▶ What to do
Extract all lines that hold "JSON" from the records below.

(Data records for software interfaces)
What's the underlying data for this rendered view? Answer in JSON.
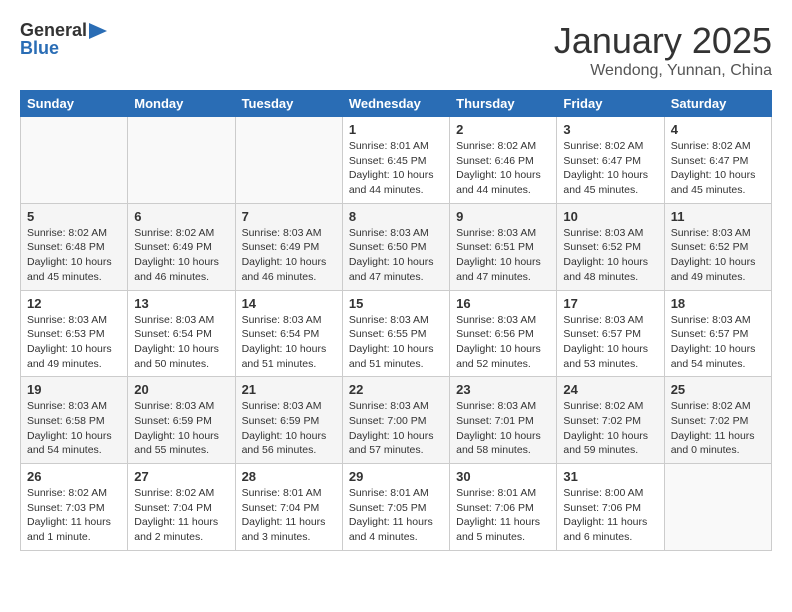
{
  "header": {
    "logo_line1": "General",
    "logo_line2": "Blue",
    "month_title": "January 2025",
    "location": "Wendong, Yunnan, China"
  },
  "weekdays": [
    "Sunday",
    "Monday",
    "Tuesday",
    "Wednesday",
    "Thursday",
    "Friday",
    "Saturday"
  ],
  "weeks": [
    [
      {
        "day": "",
        "info": ""
      },
      {
        "day": "",
        "info": ""
      },
      {
        "day": "",
        "info": ""
      },
      {
        "day": "1",
        "info": "Sunrise: 8:01 AM\nSunset: 6:45 PM\nDaylight: 10 hours\nand 44 minutes."
      },
      {
        "day": "2",
        "info": "Sunrise: 8:02 AM\nSunset: 6:46 PM\nDaylight: 10 hours\nand 44 minutes."
      },
      {
        "day": "3",
        "info": "Sunrise: 8:02 AM\nSunset: 6:47 PM\nDaylight: 10 hours\nand 45 minutes."
      },
      {
        "day": "4",
        "info": "Sunrise: 8:02 AM\nSunset: 6:47 PM\nDaylight: 10 hours\nand 45 minutes."
      }
    ],
    [
      {
        "day": "5",
        "info": "Sunrise: 8:02 AM\nSunset: 6:48 PM\nDaylight: 10 hours\nand 45 minutes."
      },
      {
        "day": "6",
        "info": "Sunrise: 8:02 AM\nSunset: 6:49 PM\nDaylight: 10 hours\nand 46 minutes."
      },
      {
        "day": "7",
        "info": "Sunrise: 8:03 AM\nSunset: 6:49 PM\nDaylight: 10 hours\nand 46 minutes."
      },
      {
        "day": "8",
        "info": "Sunrise: 8:03 AM\nSunset: 6:50 PM\nDaylight: 10 hours\nand 47 minutes."
      },
      {
        "day": "9",
        "info": "Sunrise: 8:03 AM\nSunset: 6:51 PM\nDaylight: 10 hours\nand 47 minutes."
      },
      {
        "day": "10",
        "info": "Sunrise: 8:03 AM\nSunset: 6:52 PM\nDaylight: 10 hours\nand 48 minutes."
      },
      {
        "day": "11",
        "info": "Sunrise: 8:03 AM\nSunset: 6:52 PM\nDaylight: 10 hours\nand 49 minutes."
      }
    ],
    [
      {
        "day": "12",
        "info": "Sunrise: 8:03 AM\nSunset: 6:53 PM\nDaylight: 10 hours\nand 49 minutes."
      },
      {
        "day": "13",
        "info": "Sunrise: 8:03 AM\nSunset: 6:54 PM\nDaylight: 10 hours\nand 50 minutes."
      },
      {
        "day": "14",
        "info": "Sunrise: 8:03 AM\nSunset: 6:54 PM\nDaylight: 10 hours\nand 51 minutes."
      },
      {
        "day": "15",
        "info": "Sunrise: 8:03 AM\nSunset: 6:55 PM\nDaylight: 10 hours\nand 51 minutes."
      },
      {
        "day": "16",
        "info": "Sunrise: 8:03 AM\nSunset: 6:56 PM\nDaylight: 10 hours\nand 52 minutes."
      },
      {
        "day": "17",
        "info": "Sunrise: 8:03 AM\nSunset: 6:57 PM\nDaylight: 10 hours\nand 53 minutes."
      },
      {
        "day": "18",
        "info": "Sunrise: 8:03 AM\nSunset: 6:57 PM\nDaylight: 10 hours\nand 54 minutes."
      }
    ],
    [
      {
        "day": "19",
        "info": "Sunrise: 8:03 AM\nSunset: 6:58 PM\nDaylight: 10 hours\nand 54 minutes."
      },
      {
        "day": "20",
        "info": "Sunrise: 8:03 AM\nSunset: 6:59 PM\nDaylight: 10 hours\nand 55 minutes."
      },
      {
        "day": "21",
        "info": "Sunrise: 8:03 AM\nSunset: 6:59 PM\nDaylight: 10 hours\nand 56 minutes."
      },
      {
        "day": "22",
        "info": "Sunrise: 8:03 AM\nSunset: 7:00 PM\nDaylight: 10 hours\nand 57 minutes."
      },
      {
        "day": "23",
        "info": "Sunrise: 8:03 AM\nSunset: 7:01 PM\nDaylight: 10 hours\nand 58 minutes."
      },
      {
        "day": "24",
        "info": "Sunrise: 8:02 AM\nSunset: 7:02 PM\nDaylight: 10 hours\nand 59 minutes."
      },
      {
        "day": "25",
        "info": "Sunrise: 8:02 AM\nSunset: 7:02 PM\nDaylight: 11 hours\nand 0 minutes."
      }
    ],
    [
      {
        "day": "26",
        "info": "Sunrise: 8:02 AM\nSunset: 7:03 PM\nDaylight: 11 hours\nand 1 minute."
      },
      {
        "day": "27",
        "info": "Sunrise: 8:02 AM\nSunset: 7:04 PM\nDaylight: 11 hours\nand 2 minutes."
      },
      {
        "day": "28",
        "info": "Sunrise: 8:01 AM\nSunset: 7:04 PM\nDaylight: 11 hours\nand 3 minutes."
      },
      {
        "day": "29",
        "info": "Sunrise: 8:01 AM\nSunset: 7:05 PM\nDaylight: 11 hours\nand 4 minutes."
      },
      {
        "day": "30",
        "info": "Sunrise: 8:01 AM\nSunset: 7:06 PM\nDaylight: 11 hours\nand 5 minutes."
      },
      {
        "day": "31",
        "info": "Sunrise: 8:00 AM\nSunset: 7:06 PM\nDaylight: 11 hours\nand 6 minutes."
      },
      {
        "day": "",
        "info": ""
      }
    ]
  ]
}
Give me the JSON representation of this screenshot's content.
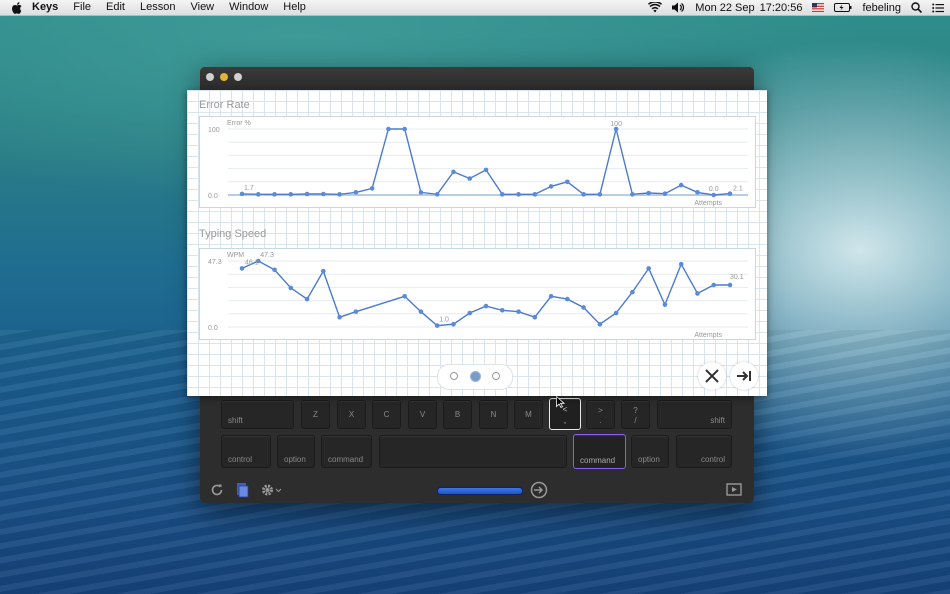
{
  "menubar": {
    "app_name": "Keys",
    "items": [
      "File",
      "Edit",
      "Lesson",
      "View",
      "Window",
      "Help"
    ],
    "date": "Mon 22 Sep",
    "time": "17:20:56",
    "user": "febeling",
    "icons": [
      "apple-icon",
      "wifi-icon",
      "volume-icon",
      "flag-icon",
      "battery-icon",
      "spotlight-icon",
      "notification-icon"
    ]
  },
  "stats": {
    "error_rate": {
      "title": "Error Rate",
      "y_label": "Error %",
      "y_top": "100",
      "y_bottom": "0.0",
      "x_label": "Attempts",
      "labels": {
        "first": "1.7",
        "peak": "100",
        "low": "0.0",
        "last": "2.1"
      }
    },
    "typing_speed": {
      "title": "Typing Speed",
      "y_label": "WPM",
      "y_top": "47.3",
      "y_bottom": "0.0",
      "x_label": "Attempts",
      "labels": {
        "first": "46.1",
        "peak": "47.3",
        "low": "1.0",
        "last": "30.1"
      }
    }
  },
  "chart_data": [
    {
      "type": "line",
      "title": "Error Rate",
      "ylabel": "Error %",
      "xlabel": "Attempts",
      "ylim": [
        0,
        100
      ],
      "grid": true,
      "series": [
        {
          "values": [
            1.7,
            1,
            1,
            1,
            1.5,
            1.5,
            1,
            4,
            10,
            100,
            100,
            4,
            1,
            35,
            25,
            38,
            1,
            1,
            1,
            13,
            20,
            1,
            1,
            100,
            1,
            3,
            2,
            15,
            4,
            0.0,
            2.1
          ]
        }
      ]
    },
    {
      "type": "line",
      "title": "Typing Speed",
      "ylabel": "WPM",
      "xlabel": "Attempts",
      "ylim": [
        0,
        47.3
      ],
      "grid": true,
      "series": [
        {
          "x": [
            1,
            2,
            3,
            4,
            5,
            6,
            7,
            8,
            11,
            12,
            13,
            14,
            15,
            16,
            17,
            18,
            19,
            20,
            21,
            22,
            23,
            24,
            25,
            26,
            27,
            28,
            29,
            30,
            31
          ],
          "values": [
            42,
            47.3,
            41,
            28,
            20,
            40,
            7,
            11,
            22,
            11,
            1.0,
            2,
            10,
            15,
            12,
            11,
            7,
            22,
            20,
            14,
            2,
            10,
            25,
            42,
            16,
            45,
            24,
            30.1,
            30.1
          ]
        }
      ]
    }
  ],
  "keyboard": {
    "row_shift": [
      "shift",
      "Z",
      "X",
      "C",
      "V",
      "B",
      "N",
      "M",
      "<|,",
      ">|.",
      "?|/",
      "shift"
    ],
    "row_bottom": [
      "control",
      "option",
      "command",
      "",
      "command",
      "option",
      "control"
    ]
  }
}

▶ Exercise solution
What's the underlying data for this rendered view? Answer in JSON.
Give me the JSON representation of this screenshot's content.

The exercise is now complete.